This article reviews the current state of U.S. and international patent law with respect to business methods. After outlining the basic U.S. and international requirements for patentability, the author describes the evolution and current state of both American law and international law, particularly in the European Union, various European countries, and Japan.
After reviewing a number of case histories, the author argues that the differences between U.S. and international law that appear so striking in theory are probably less profound in practice. While the American patent system has seemingly become more lenient in granting business method patents, the USPTO has taken steps to scrutinize such patents more rigorously on certain grounds. In contrast, Europe and Japan, which have apparently more rigorous business method patent standards than the United States does, may in practice be somewhat more liberal than their policies would indicate.
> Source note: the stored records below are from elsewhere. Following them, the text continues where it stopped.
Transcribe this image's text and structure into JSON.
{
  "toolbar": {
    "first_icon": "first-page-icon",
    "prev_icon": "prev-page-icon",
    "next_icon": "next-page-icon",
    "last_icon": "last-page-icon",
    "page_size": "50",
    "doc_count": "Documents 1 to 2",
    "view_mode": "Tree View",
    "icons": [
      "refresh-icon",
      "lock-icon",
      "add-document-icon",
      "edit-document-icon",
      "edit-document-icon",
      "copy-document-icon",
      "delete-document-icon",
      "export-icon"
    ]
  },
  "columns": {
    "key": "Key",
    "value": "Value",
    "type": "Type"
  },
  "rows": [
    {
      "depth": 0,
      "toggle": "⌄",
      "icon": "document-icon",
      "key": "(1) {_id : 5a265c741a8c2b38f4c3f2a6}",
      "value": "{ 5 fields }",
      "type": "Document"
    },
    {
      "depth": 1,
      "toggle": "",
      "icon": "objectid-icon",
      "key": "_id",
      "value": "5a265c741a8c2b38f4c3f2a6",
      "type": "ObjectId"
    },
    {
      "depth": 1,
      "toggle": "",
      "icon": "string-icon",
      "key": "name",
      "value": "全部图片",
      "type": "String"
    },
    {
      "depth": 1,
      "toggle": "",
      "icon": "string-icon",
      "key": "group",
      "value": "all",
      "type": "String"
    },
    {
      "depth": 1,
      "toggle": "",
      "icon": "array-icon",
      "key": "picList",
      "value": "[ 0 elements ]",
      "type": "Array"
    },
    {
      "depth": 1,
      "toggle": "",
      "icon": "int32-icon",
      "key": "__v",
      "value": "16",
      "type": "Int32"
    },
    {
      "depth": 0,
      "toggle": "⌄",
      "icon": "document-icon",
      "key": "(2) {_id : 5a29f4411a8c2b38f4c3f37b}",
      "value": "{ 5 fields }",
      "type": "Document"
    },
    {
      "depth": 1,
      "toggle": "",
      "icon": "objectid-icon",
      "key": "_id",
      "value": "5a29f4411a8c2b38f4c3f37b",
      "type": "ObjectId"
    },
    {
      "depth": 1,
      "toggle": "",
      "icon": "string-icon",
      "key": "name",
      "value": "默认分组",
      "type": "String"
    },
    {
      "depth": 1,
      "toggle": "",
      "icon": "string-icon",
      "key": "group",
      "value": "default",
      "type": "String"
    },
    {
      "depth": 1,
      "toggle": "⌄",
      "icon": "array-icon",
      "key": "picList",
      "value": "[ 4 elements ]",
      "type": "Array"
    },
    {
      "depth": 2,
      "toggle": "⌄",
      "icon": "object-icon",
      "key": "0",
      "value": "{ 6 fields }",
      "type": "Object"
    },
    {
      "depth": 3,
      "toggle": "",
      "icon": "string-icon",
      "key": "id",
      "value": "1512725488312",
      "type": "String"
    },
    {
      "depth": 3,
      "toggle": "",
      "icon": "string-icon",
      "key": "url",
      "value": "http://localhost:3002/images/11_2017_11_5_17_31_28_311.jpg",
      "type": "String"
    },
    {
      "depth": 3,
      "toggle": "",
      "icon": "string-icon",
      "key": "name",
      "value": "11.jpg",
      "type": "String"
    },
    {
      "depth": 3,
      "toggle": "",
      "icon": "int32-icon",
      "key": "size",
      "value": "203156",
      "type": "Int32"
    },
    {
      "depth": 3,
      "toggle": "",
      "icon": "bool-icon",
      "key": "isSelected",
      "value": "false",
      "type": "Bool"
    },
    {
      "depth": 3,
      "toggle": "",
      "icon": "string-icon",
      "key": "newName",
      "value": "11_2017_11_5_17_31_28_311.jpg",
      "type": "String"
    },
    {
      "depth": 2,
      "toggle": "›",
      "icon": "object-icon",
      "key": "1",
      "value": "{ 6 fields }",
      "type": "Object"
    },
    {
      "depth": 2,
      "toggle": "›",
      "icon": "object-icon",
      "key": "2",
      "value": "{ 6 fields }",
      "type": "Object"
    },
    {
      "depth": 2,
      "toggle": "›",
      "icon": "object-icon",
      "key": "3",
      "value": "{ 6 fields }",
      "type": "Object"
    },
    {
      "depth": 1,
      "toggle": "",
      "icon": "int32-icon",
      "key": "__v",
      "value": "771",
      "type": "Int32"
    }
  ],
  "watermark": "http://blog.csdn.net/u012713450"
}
Eventually, the author predicts, U.S. and international business method patent standards will converge, with the United States being more permissive in theory but more demanding in practice and Europe and Japan displaying the opposite tendency.